let mutate = fun (rng: Random, solution) ->
(swap (fst solution) rng, snd solution)


This can probably be simplified; I re-used some code I wrote while I was very intrigued by the List.permute function…

At that point, we just need to wire up the solver in a fashion similar to the other demo projects, and we are done (complete code at the end of the post). Running this on my machine, I see the algorithm finding a perfect match on 100 points under a minute.

Is one minute good? I am not sure; I suspect the deterministic solution would do better. However, it took me literally 15 minutes to write the entire code – and that brainless code converges very nicely. How about tackling larger problems? The good news is, our algorithm will still find solutions, it will just progress slower. There are two bad news, though: the algorithm has no way to know whether a solution is optimal or not, so in general we won’t know when to stop the search, or whether we are close from the optimum. The other issue is that because of the nature of the search we are performing, the constraint on crossing segments becomes relevant again: our brainless algorithm is looking for the shortest total distance, but the solution it comes up with as implemented are simply improvements found “on the way”, and they could still have crossings.

Still, in spite of all these caveats, I say - not too bad for a whooping 64 lines of code!

Here is the complete implementation of the algorithm as a Console app, using Bumblebee:

open ClearLines.Bumblebee
open System

type Point = { X: float; Y: float }

let Main =

let rng = new Random()

let points = 100
let firstList = [ for i in 0 .. points -> { X = (float)i ; Y = float(i) } ]
let secondList =  [ for i in 0 .. points -> { X = (float)i ; Y = float(i) } ]

let root = firstList, secondList

let swapper (first, second) index =
if index = first then second
elif index = second then first
else index

let swap list (rng: Random) =
let last = List.length list
let first = rng.Next(last)
let second = rng.Next(last)
List.permute (fun i -> swapper (first, second) i) list

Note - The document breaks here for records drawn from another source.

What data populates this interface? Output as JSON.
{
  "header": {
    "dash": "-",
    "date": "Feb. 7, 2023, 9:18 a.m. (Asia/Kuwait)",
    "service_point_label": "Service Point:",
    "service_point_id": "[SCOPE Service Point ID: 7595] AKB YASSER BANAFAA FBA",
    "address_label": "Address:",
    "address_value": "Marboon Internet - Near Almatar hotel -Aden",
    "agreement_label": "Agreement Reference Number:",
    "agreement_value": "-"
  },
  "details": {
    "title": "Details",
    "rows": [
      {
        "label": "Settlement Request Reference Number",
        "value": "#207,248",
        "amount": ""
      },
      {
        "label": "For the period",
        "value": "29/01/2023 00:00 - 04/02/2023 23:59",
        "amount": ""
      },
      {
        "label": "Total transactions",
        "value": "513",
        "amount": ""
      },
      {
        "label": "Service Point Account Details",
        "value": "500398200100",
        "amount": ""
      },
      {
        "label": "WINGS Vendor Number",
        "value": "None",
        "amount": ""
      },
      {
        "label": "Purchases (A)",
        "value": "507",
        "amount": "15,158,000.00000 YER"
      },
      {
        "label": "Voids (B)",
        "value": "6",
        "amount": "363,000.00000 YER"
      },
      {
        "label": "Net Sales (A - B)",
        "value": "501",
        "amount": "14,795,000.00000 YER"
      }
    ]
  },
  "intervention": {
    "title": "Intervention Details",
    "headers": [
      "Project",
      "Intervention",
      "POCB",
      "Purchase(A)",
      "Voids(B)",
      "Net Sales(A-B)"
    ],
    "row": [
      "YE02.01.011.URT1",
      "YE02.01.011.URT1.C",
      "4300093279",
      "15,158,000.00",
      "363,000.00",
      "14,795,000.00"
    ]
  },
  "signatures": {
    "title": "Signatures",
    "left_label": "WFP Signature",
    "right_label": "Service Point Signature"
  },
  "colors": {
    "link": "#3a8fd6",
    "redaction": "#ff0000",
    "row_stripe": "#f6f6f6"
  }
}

let shuffle (rng: Random) list =
let rec shuffleUpTo index (array: int[]) =
match index with
| 0 -> array
| _ ->
let swapIndex = rng.Next(index + 1)
let temp = array.[index]
array.[index] <- array.[swapIndex]
array.[swapIndex] <- temp
shuffleUpTo (index - 1) array
let lastIndex = (List.length list - 1)
let shuffled = shuffleUpTo lastIndex [| 0 .. lastIndex |]
List.permute (fun i -> shuffled.[i]) list

let generate = fun (rng: Random) ->
(fst root |> shuffle rng, snd root)

let mutate = fun (rng: Random, solution) ->
(swap (fst solution) rng, snd solution)

let distance pair =
((fst pair).X - (snd pair).X) ** 2.0 + ((fst pair).Y - (snd pair).Y) ** 2.0

let evaluate = fun (solution: Point list * Point list) ->
List.zip (fst solution) (snd solution)
|> List.sumBy (fun p -> - distance p)

let problem = new Problem<Point list * Point list>(generate, mutate, evaluate)
let solver = new Solver<Point list * Point list>()

let foundSomething = fun (msg: SolutionMessage<Point list * Point list>) ->
Console.WriteLine("New solution of quality {0} found at {1}", msg.Quality, msg.DateTime.TimeOfDay)